It's critical mass; it all disseminates in a way that you go, "Oh, this is the new thing now." People just did it naturally, and people just did it in their own ways, in their lines and their mediums and surroundings. They'll all step back and realize they've all come to the same place.
It's going to have to default back to people who are willing to do more work for less money, basically. You have to kind of do it out of love, and doing it by living within your means and getting to an end of what you want to do, other than worrying about 401(k)s and insurance and all that crap that comes with being paid by someone else [so] you [can] coast.
It seems like it's moving toward the realms of small business.
You were involved with the industry during a time of a lot of excess. That's gone now, isn't it?
The illusion is gone. There's no longer blank checkbooks. I remember playing a show ages ago, where Helmet got offered a [record deal worth a] million dollars. Oh, my God! A million dollars. Of course, all that did was make every other band with ego throw its dicks on the table and say, "Well, I want a million five." "Well, I want two million; I'm more popular."
There was never any rhyme or reason to what those numbers ended up translating to at the end of the day. If you go back and track what somebody actually paid for something, it's not nearly as dialed-in as, say, a video-game corporation saying, 'No, we're going to sell exactly this many units of this game.' It was never that calculated. The people running [the business] weren't qualified to run it.

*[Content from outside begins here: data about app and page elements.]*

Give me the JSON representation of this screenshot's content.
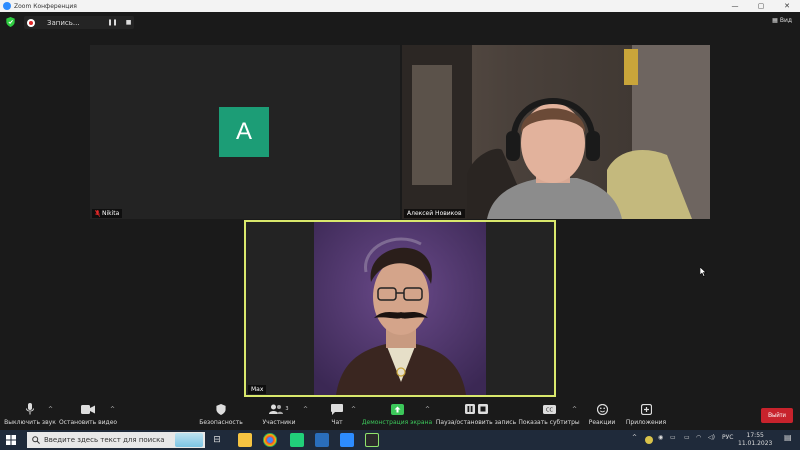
{
  "window": {
    "title": "Zoom Конференция"
  },
  "meeting_bar": {
    "recording_label": "Запись...",
    "view_label": "Вид"
  },
  "participants": [
    {
      "name": "Nikita",
      "avatar_letter": "A",
      "muted": true
    },
    {
      "name": "Алексей Новиков",
      "muted": false
    },
    {
      "name": "Max",
      "muted": false,
      "active_speaker": true
    }
  ],
  "toolbar": {
    "mute": "Выключить звук",
    "video": "Остановить видео",
    "security": "Безопасность",
    "participants": "Участники",
    "participants_count": "3",
    "chat": "Чат",
    "share": "Демонстрация экрана",
    "record": "Пауза/остановить запись",
    "captions": "Показать субтитры",
    "reactions": "Реакции",
    "apps": "Приложения",
    "leave": "Выйти"
  },
  "taskbar": {
    "search_placeholder": "Введите здесь текст для поиска",
    "language": "РУС",
    "time": "17:55",
    "date": "11.01.2023"
  },
  "colors": {
    "avatar_bg": "#1c9d76",
    "active_speaker_border": "#d9e86c",
    "leave_button": "#c8232c",
    "share_green": "#3cc75a"
  }
}
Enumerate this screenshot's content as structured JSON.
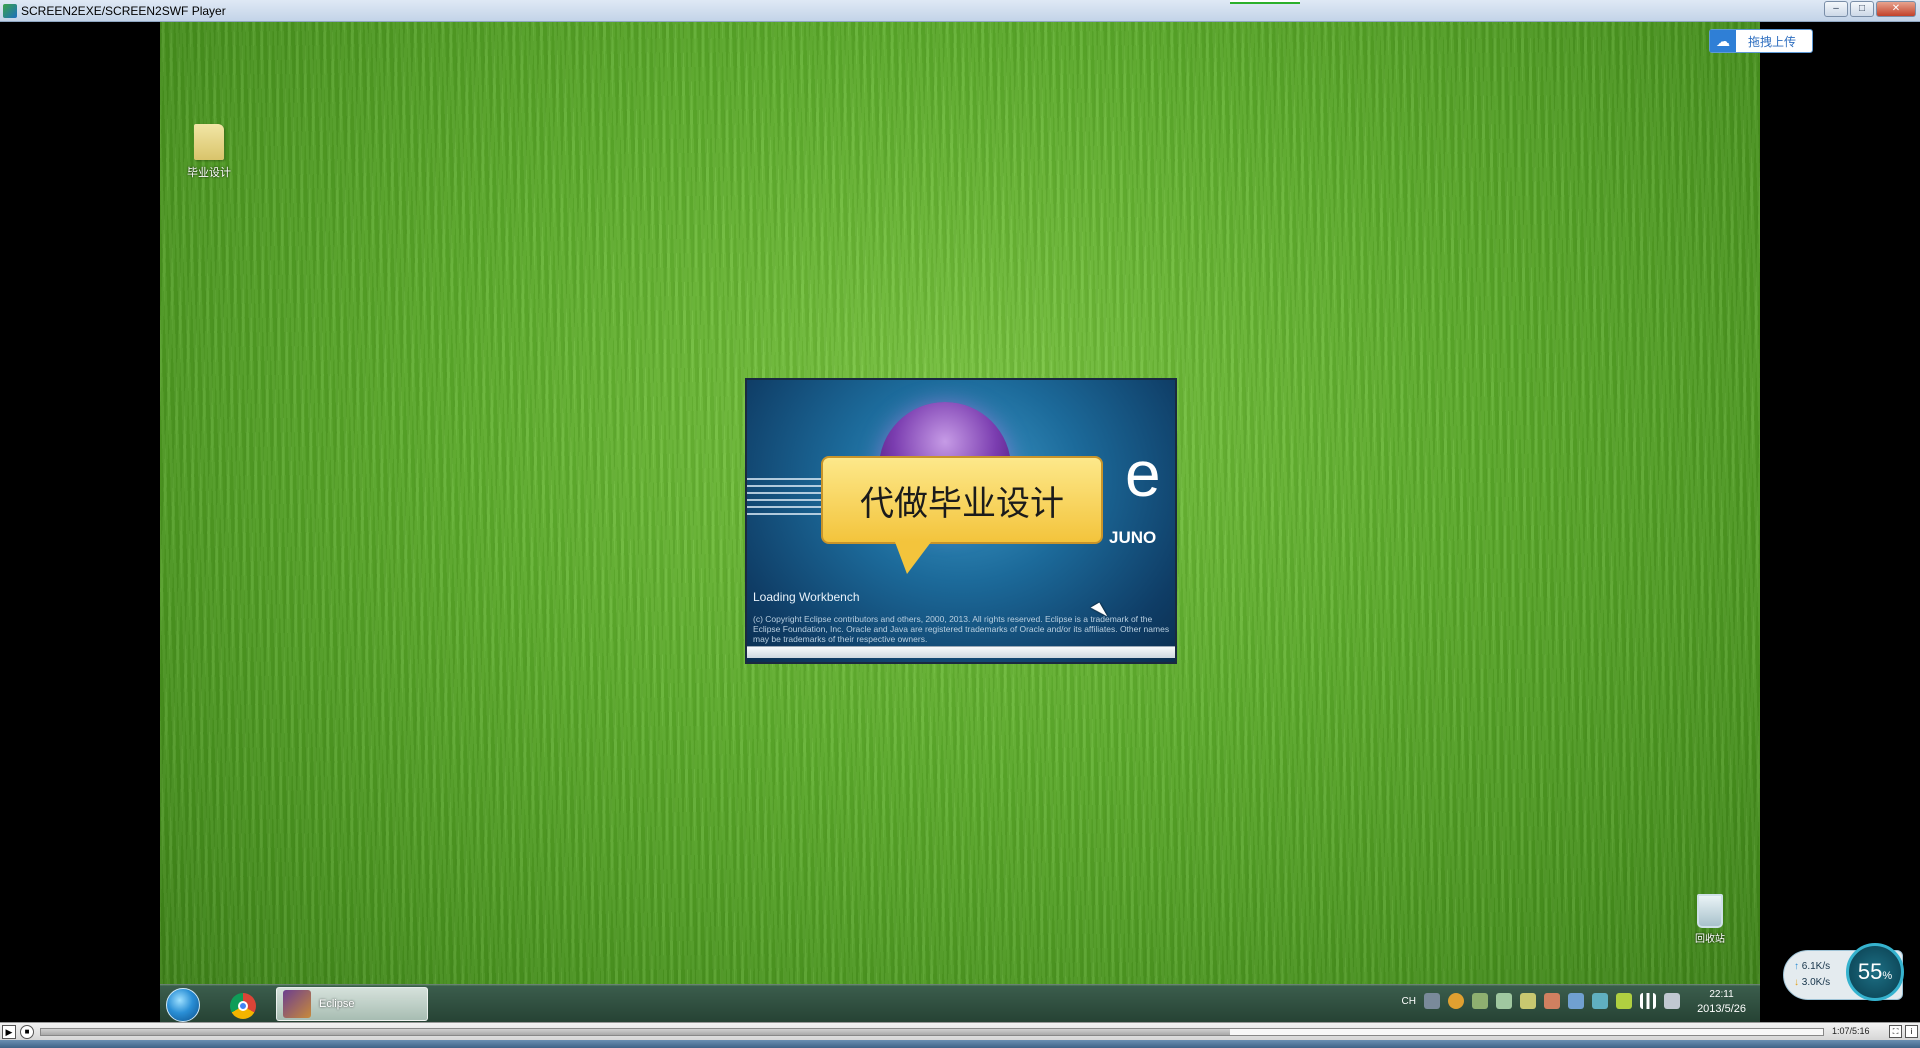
{
  "window": {
    "title": "SCREEN2EXE/SCREEN2SWF Player",
    "minimize_label": "–",
    "maximize_label": "□",
    "close_label": "✕"
  },
  "upload": {
    "label": "拖拽上传",
    "icon": "cloud-icon"
  },
  "desktop": {
    "folder_label": "毕业设计",
    "recycle_bin_label": "回收站"
  },
  "splash": {
    "logo_letter": "e",
    "version_name": "JUNO",
    "overlay_text": "代做毕业设计",
    "status": "Loading Workbench",
    "copyright": "(c) Copyright Eclipse contributors and others, 2000, 2013.  All rights reserved. Eclipse is a trademark of the Eclipse Foundation, Inc. Oracle and Java are registered trademarks of Oracle and/or its affiliates. Other names may be trademarks of their respective owners.",
    "progress": 1.0
  },
  "taskbar": {
    "task_label": "Eclipse",
    "lang": "CH",
    "time": "22:11",
    "date": "2013/5/26"
  },
  "net_widget": {
    "upload_speed": "6.1K/s",
    "download_speed": "3.0K/s",
    "percent": "55",
    "percent_unit": "%"
  },
  "player": {
    "play_label": "▶",
    "stop_label": "■",
    "timecode": "1:07/5:16",
    "progress": 0.667
  }
}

Even now, you go on any tour, and pull out any person on any one of those tours, and before you get through five of those employees, you'll find one that has no formal experience in the job they're doing. None.